When reunification stitched Berlin back together, the city boomed – dazzling the world with its energetic zeal, racing off towards its bright future. Suddenly everything was new and hip and Berlin became a vast construction site, almost overwhelming this astounding city’s past. Almost. But Berlin also respects her beautiful Baroque history; its graceful palaces, soaring cathedrals and elegant bridges, all the charms, modern and classical, necessary to thrill any visitor. The gentrification of cool old corners of the city has slowed perceptibly, leaving things improved but interesting. The throbbing excitement following reunification has wound down to a calmer confidence.
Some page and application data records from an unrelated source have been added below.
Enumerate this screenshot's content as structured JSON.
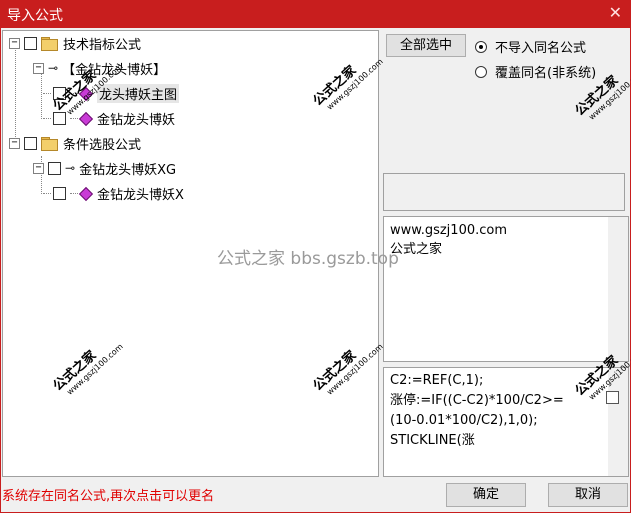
{
  "window": {
    "title": "导入公式",
    "close_glyph": "✕"
  },
  "tree": {
    "group_tech": {
      "label": "技术指标公式"
    },
    "formula_tech": {
      "label": "【金钻龙头博妖】"
    },
    "item_main": {
      "label": "龙头搏妖主图"
    },
    "item_sub": {
      "label": "金钻龙头博妖"
    },
    "group_pick": {
      "label": "条件选股公式"
    },
    "formula_pick": {
      "label": "金钻龙头博妖XG"
    },
    "item_pick": {
      "label": "金钻龙头博妖X"
    }
  },
  "options": {
    "select_all_label": "全部选中",
    "radio_skip_label": "不导入同名公式",
    "radio_overwrite_label": "覆盖同名(非系统)",
    "selected": "skip"
  },
  "description": {
    "line1": "www.gszj100.com",
    "line2": "公式之家"
  },
  "code": {
    "line1": "C2:=REF(C,1);",
    "line2": "涨停:=IF((C-C2)*100/C2>=",
    "line3": "(10-0.01*100/C2),1,0);",
    "line4": "STICKLINE(涨"
  },
  "status_text": "系统存在同名公式,再次点击可以更名",
  "buttons": {
    "ok_label": "确定",
    "cancel_label": "取消"
  },
  "watermark": {
    "main": "公式之家",
    "site": "www.gszj100.com",
    "center": "公式之家 bbs.gszb.top"
  },
  "colors": {
    "titlebar": "#c81e1e",
    "status": "#e00000",
    "gem": "#c93bd6",
    "folder": "#f3cf6b"
  }
}
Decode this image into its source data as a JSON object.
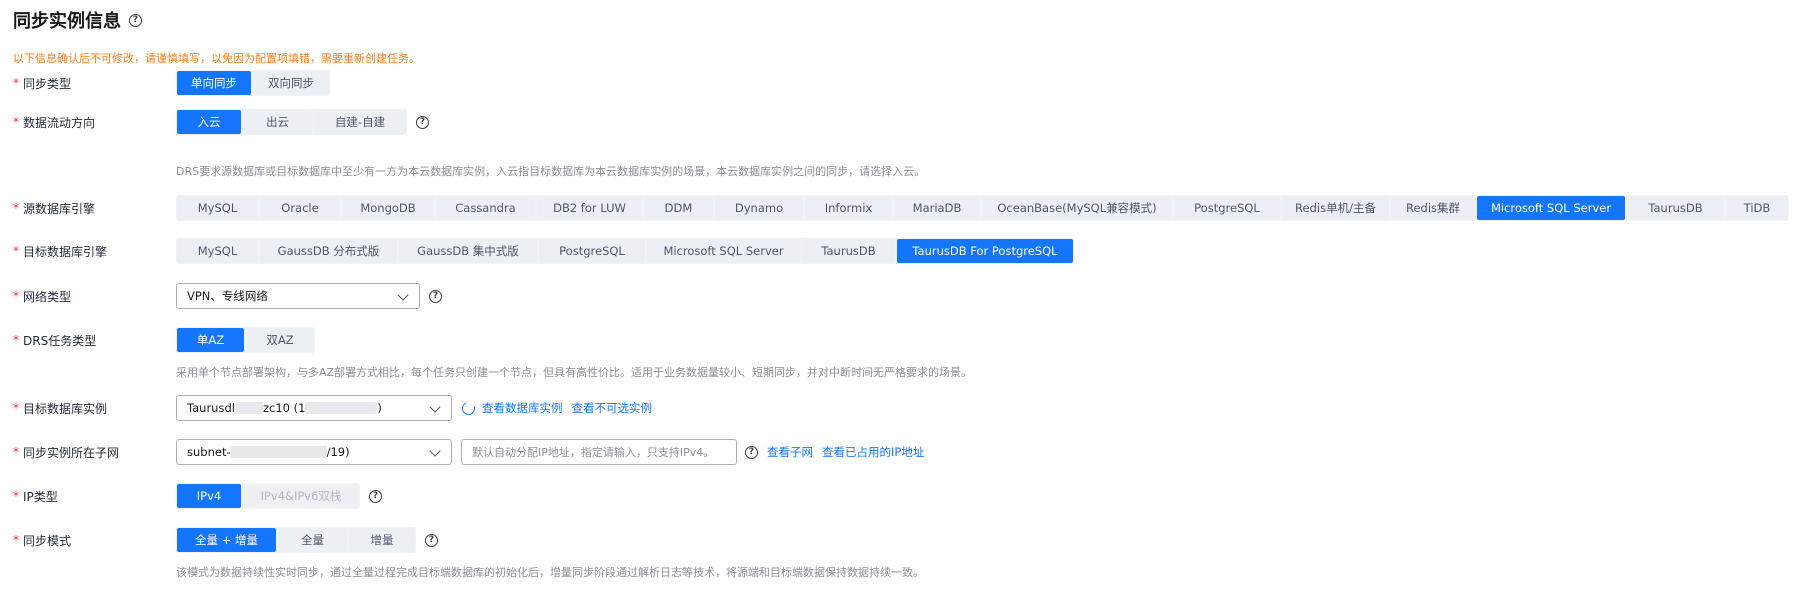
{
  "header": {
    "title": "同步实例信息",
    "warning": "以下信息确认后不可修改，请谨慎填写，以免因为配置项填错，需要重新创建任务。"
  },
  "sync_type": {
    "label": "同步类型",
    "options": [
      "单向同步",
      "双向同步"
    ],
    "selected": "单向同步"
  },
  "flow_direction": {
    "label": "数据流动方向",
    "options": [
      "入云",
      "出云",
      "自建-自建"
    ],
    "selected": "入云",
    "hint": "DRS要求源数据库或目标数据库中至少有一方为本云数据库实例，入云指目标数据库为本云数据库实例的场景，本云数据库实例之间的同步，请选择入云。"
  },
  "source_engine": {
    "label": "源数据库引擎",
    "options": [
      "MySQL",
      "Oracle",
      "MongoDB",
      "Cassandra",
      "DB2 for LUW",
      "DDM",
      "Dynamo",
      "Informix",
      "MariaDB",
      "OceanBase(MySQL兼容模式)",
      "PostgreSQL",
      "Redis单机/主备",
      "Redis集群",
      "Microsoft SQL Server",
      "TaurusDB",
      "TiDB"
    ],
    "selected": "Microsoft SQL Server"
  },
  "target_engine": {
    "label": "目标数据库引擎",
    "options": [
      "MySQL",
      "GaussDB 分布式版",
      "GaussDB 集中式版",
      "PostgreSQL",
      "Microsoft SQL Server",
      "TaurusDB",
      "TaurusDB For PostgreSQL"
    ],
    "selected": "TaurusDB For PostgreSQL"
  },
  "network_type": {
    "label": "网络类型",
    "value": "VPN、专线网络"
  },
  "task_type": {
    "label": "DRS任务类型",
    "options": [
      "单AZ",
      "双AZ"
    ],
    "selected": "单AZ",
    "hint": "采用单个节点部署架构，与多AZ部署方式相比，每个任务只创建一个节点，但具有高性价比。适用于业务数据量较小、短期同步，并对中断时间无严格要求的场景。"
  },
  "target_instance": {
    "label": "目标数据库实例",
    "value_prefix": "Taurusdl",
    "value_mid": "zc10 (1",
    "value_suffix": ")",
    "links": [
      "查看数据库实例",
      "查看不可选实例"
    ]
  },
  "subnet": {
    "label": "同步实例所在子网",
    "value_prefix": "subnet-",
    "value_suffix": "/19)",
    "ip_placeholder": "默认自动分配IP地址，指定请输入，只支持IPv4。",
    "links": [
      "查看子网",
      "查看已占用的IP地址"
    ]
  },
  "ip_type": {
    "label": "IP类型",
    "options": [
      "IPv4",
      "IPv4&IPv6双栈"
    ],
    "selected": "IPv4",
    "disabled": [
      "IPv4&IPv6双栈"
    ]
  },
  "sync_mode": {
    "label": "同步模式",
    "options": [
      "全量 + 增量",
      "全量",
      "增量"
    ],
    "selected": "全量 + 增量",
    "hint": "该模式为数据持续性实时同步，通过全量过程完成目标端数据库的初始化后，增量同步阶段通过解析日志等技术，将源端和目标端数据保持数据持续一致。"
  },
  "icons": {
    "help": "question-circle-icon",
    "dropdown": "chevron-down-icon",
    "refresh": "refresh-icon"
  },
  "colors": {
    "primary": "#1476ff",
    "required": "#e8343c",
    "warning": "#fa7d1e"
  }
}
The city’s beat still garners speed in the clubs and arts worlds but relents sufficiently to let Berliners and visitors enjoy the city’s quieter charms as well. Berlin boasts cutting edge nightlife and clubs, first-rate performing arts and over 170 museums.
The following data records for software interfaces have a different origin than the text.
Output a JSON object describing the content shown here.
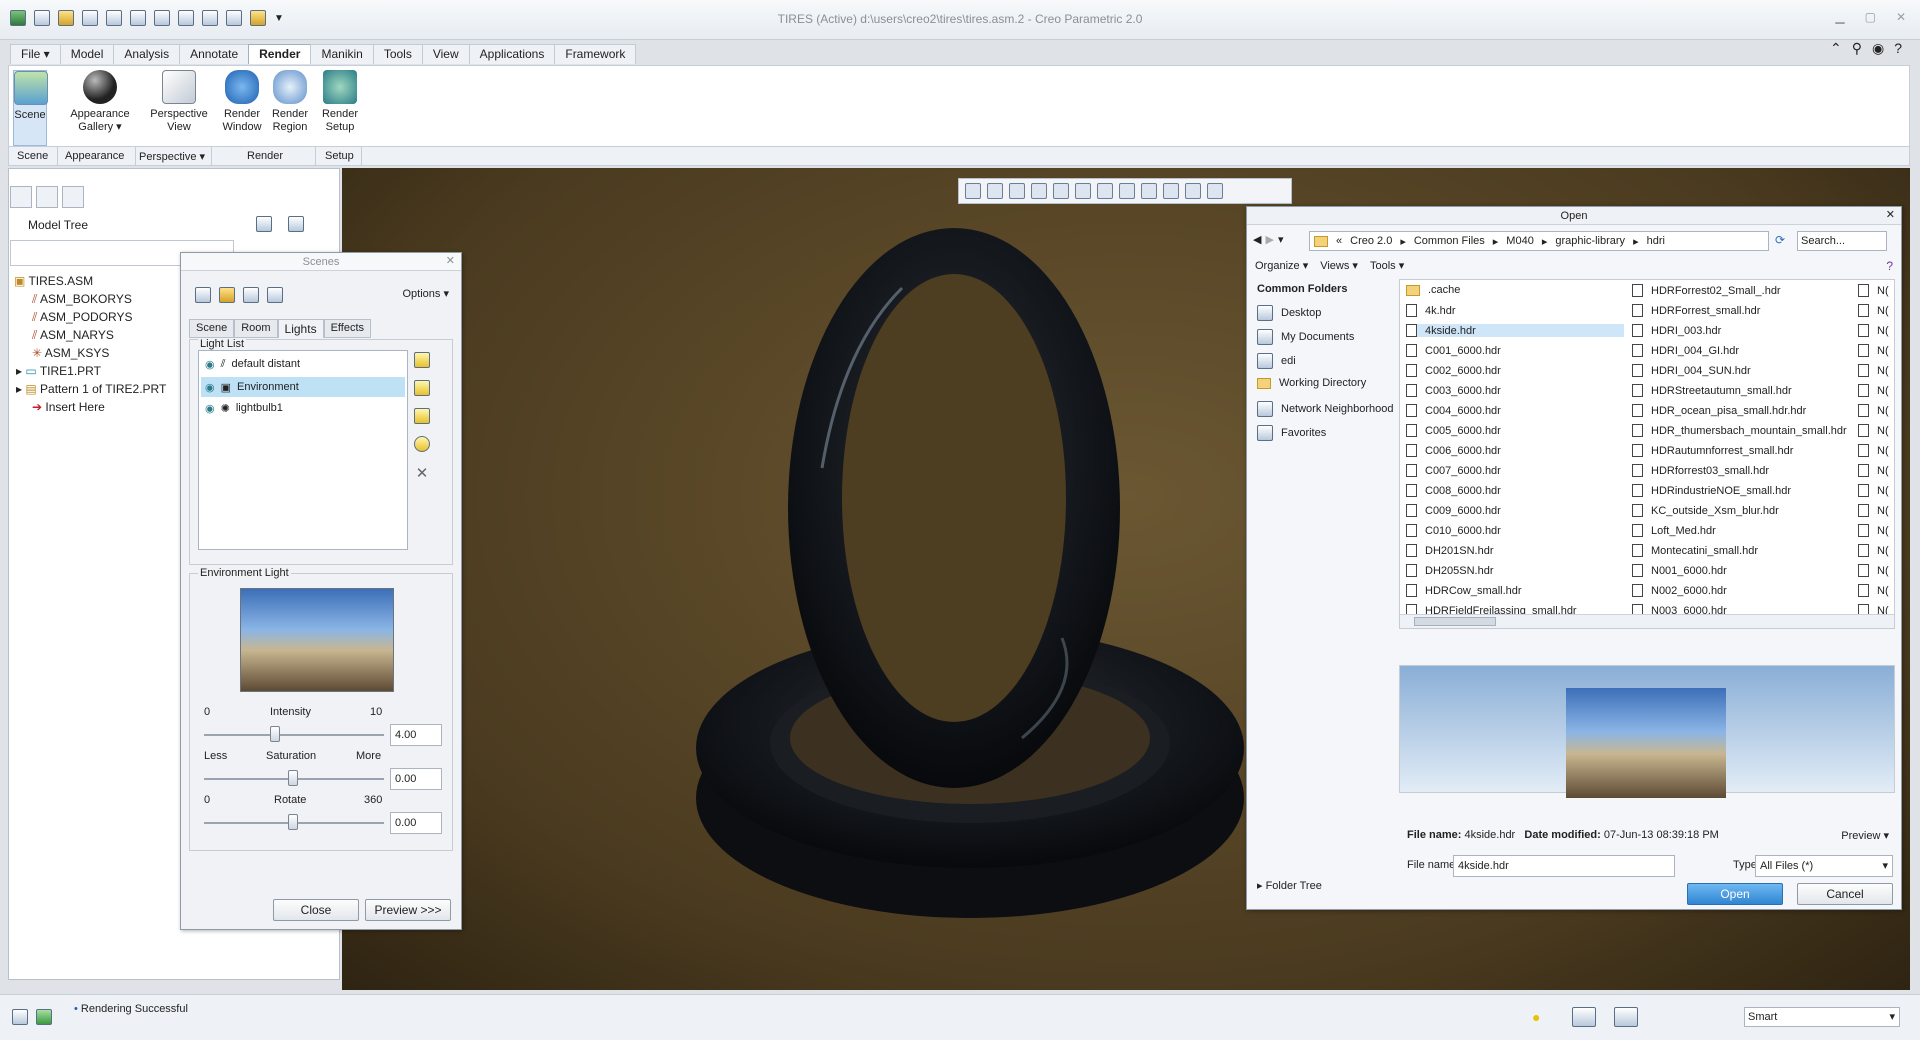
{
  "app": {
    "title": "TIRES (Active) d:\\users\\creo2\\tires\\tires.asm.2 - Creo Parametric 2.0"
  },
  "tabs": [
    "File",
    "Model",
    "Analysis",
    "Annotate",
    "Render",
    "Manikin",
    "Tools",
    "View",
    "Applications",
    "Framework"
  ],
  "ribbon": {
    "scene": "Scene",
    "appearance1": "Appearance",
    "appearance2": "Gallery",
    "perspective1": "Perspective",
    "perspective2": "View",
    "renderwin1": "Render",
    "renderwin2": "Window",
    "renderreg1": "Render",
    "renderreg2": "Region",
    "rsetup1": "Render",
    "rsetup2": "Setup"
  },
  "groups": {
    "scene": "Scene",
    "appearance": "Appearance",
    "perspective": "Perspective",
    "render": "Render",
    "setup": "Setup"
  },
  "modeltree": {
    "label": "Model Tree",
    "items": [
      "TIRES.ASM",
      "ASM_BOKORYS",
      "ASM_PODORYS",
      "ASM_NARYS",
      "ASM_KSYS",
      "TIRE1.PRT",
      "Pattern 1 of TIRE2.PRT",
      "Insert Here"
    ]
  },
  "scenes": {
    "title": "Scenes",
    "options": "Options",
    "tabs": [
      "Scene",
      "Room",
      "Lights",
      "Effects"
    ],
    "lightlist": "Light List",
    "lights": [
      "default distant",
      "Environment",
      "lightbulb1"
    ],
    "envlight": "Environment Light",
    "intensity": "Intensity",
    "int_min": "0",
    "int_max": "10",
    "int_val": "4.00",
    "saturation": "Saturation",
    "sat_min": "Less",
    "sat_max": "More",
    "sat_val": "0.00",
    "rotate": "Rotate",
    "rot_min": "0",
    "rot_max": "360",
    "rot_val": "0.00",
    "close": "Close",
    "preview": "Preview >>>"
  },
  "open": {
    "title": "Open",
    "path": [
      "Creo 2.0",
      "Common Files",
      "M040",
      "graphic-library",
      "hdri"
    ],
    "search": "Search...",
    "organize": "Organize",
    "views": "Views",
    "tools": "Tools",
    "common": "Common Folders",
    "places": [
      "Desktop",
      "My Documents",
      "edi",
      "Working Directory",
      "Network Neighborhood",
      "Favorites"
    ],
    "col1": [
      ".cache",
      "4k.hdr",
      "4kside.hdr",
      "C001_6000.hdr",
      "C002_6000.hdr",
      "C003_6000.hdr",
      "C004_6000.hdr",
      "C005_6000.hdr",
      "C006_6000.hdr",
      "C007_6000.hdr",
      "C008_6000.hdr",
      "C009_6000.hdr",
      "C010_6000.hdr",
      "DH201SN.hdr",
      "DH205SN.hdr",
      "HDRCow_small.hdr",
      "HDRFieldFreilassing_small.hdr"
    ],
    "col2": [
      "HDRForrest02_Small_.hdr",
      "HDRForrest_small.hdr",
      "HDRI_003.hdr",
      "HDRI_004_GI.hdr",
      "HDRI_004_SUN.hdr",
      "HDRStreetautumn_small.hdr",
      "HDR_ocean_pisa_small.hdr.hdr",
      "HDR_thumersbach_mountain_small.hdr",
      "HDRautumnforrest_small.hdr",
      "HDRforrest03_small.hdr",
      "HDRindustrieNOE_small.hdr",
      "KC_outside_Xsm_blur.hdr",
      "Loft_Med.hdr",
      "Montecatini_small.hdr",
      "N001_6000.hdr",
      "N002_6000.hdr",
      "N003_6000.hdr"
    ],
    "col3": "N(",
    "fileinfo_label": "File name:",
    "fileinfo_name": "4kside.hdr",
    "datemod_label": "Date modified:",
    "datemod": "07-Jun-13 08:39:18 PM",
    "preview": "Preview",
    "filename_label": "File name:",
    "filename": "4kside.hdr",
    "type_label": "Type",
    "type": "All Files (*)",
    "folder_tree": "Folder Tree",
    "open_btn": "Open",
    "cancel_btn": "Cancel"
  },
  "status": {
    "message": "Rendering Successful",
    "filter": "Smart"
  }
}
It’s a city with diverse distinct characters – graceful Schoneberg, edgy Friedrichshain, buzzing Mitte, loveable Kreuzberg – that still bears the marks of its forty-year division into East and West. There are still two city centers, in the east at bustling Alexanderplatz and in the west around Zoo Station, divided by the Tiergarten, a vast city park. The rest of the city is made up of distinctive boroughs or neighborhoods. These days visitors to Berlin might not be aware of crossing from the old East to West, or vice versa, but knowing where you stand helps get a handle on the character of this great city,